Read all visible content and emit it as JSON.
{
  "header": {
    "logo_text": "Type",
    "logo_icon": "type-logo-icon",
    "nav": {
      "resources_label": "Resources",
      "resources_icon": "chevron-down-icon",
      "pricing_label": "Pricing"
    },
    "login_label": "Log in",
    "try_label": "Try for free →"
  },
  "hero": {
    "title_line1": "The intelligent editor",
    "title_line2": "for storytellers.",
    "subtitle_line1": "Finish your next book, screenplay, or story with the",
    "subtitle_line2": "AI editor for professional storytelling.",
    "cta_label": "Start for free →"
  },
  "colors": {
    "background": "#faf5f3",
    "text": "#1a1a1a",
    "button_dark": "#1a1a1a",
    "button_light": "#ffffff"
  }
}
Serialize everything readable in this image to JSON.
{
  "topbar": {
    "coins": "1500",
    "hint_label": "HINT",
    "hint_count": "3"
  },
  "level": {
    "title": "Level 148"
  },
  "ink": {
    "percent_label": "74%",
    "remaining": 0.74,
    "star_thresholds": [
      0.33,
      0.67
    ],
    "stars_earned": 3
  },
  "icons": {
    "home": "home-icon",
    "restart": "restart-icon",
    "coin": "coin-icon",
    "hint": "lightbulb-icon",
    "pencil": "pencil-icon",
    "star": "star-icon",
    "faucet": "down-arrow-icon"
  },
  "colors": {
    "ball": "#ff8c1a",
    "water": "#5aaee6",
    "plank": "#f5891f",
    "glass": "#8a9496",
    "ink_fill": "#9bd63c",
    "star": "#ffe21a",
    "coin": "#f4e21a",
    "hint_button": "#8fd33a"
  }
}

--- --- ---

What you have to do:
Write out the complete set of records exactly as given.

Reply to the exercise:
Read all visible content and emit it as JSON.
{
  "header": {
    "logo_text": "Type",
    "logo_icon": "type-logo-icon",
    "nav": {
      "resources_label": "Resources",
      "resources_icon": "chevron-down-icon",
      "pricing_label": "Pricing"
    },
    "login_label": "Log in",
    "try_label": "Try for free →"
  },
  "hero": {
    "title_line1": "The intelligent editor",
    "title_line2": "for storytellers.",
    "subtitle_line1": "Finish your next book, screenplay, or story with the",
    "subtitle_line2": "AI editor for professional storytelling.",
    "cta_label": "Start for free →"
  },
  "colors": {
    "background": "#faf5f3",
    "text": "#1a1a1a",
    "button_dark": "#1a1a1a",
    "button_light": "#ffffff"
  }
}
Serialize everything readable in this image to JSON.
{
  "topbar": {
    "coins": "1500",
    "hint_label": "HINT",
    "hint_count": "3"
  },
  "level": {
    "title": "Level 148"
  },
  "ink": {
    "percent_label": "74%",
    "remaining": 0.74,
    "star_thresholds": [
      0.33,
      0.67
    ],
    "stars_earned": 3
  },
  "icons": {
    "home": "home-icon",
    "restart": "restart-icon",
    "coin": "coin-icon",
    "hint": "lightbulb-icon",
    "pencil": "pencil-icon",
    "star": "star-icon",
    "faucet": "down-arrow-icon"
  },
  "colors": {
    "ball": "#ff8c1a",
    "water": "#5aaee6",
    "plank": "#f5891f",
    "glass": "#8a9496",
    "ink_fill": "#9bd63c",
    "star": "#ffe21a",
    "coin": "#f4e21a",
    "hint_button": "#8fd33a"
  }
}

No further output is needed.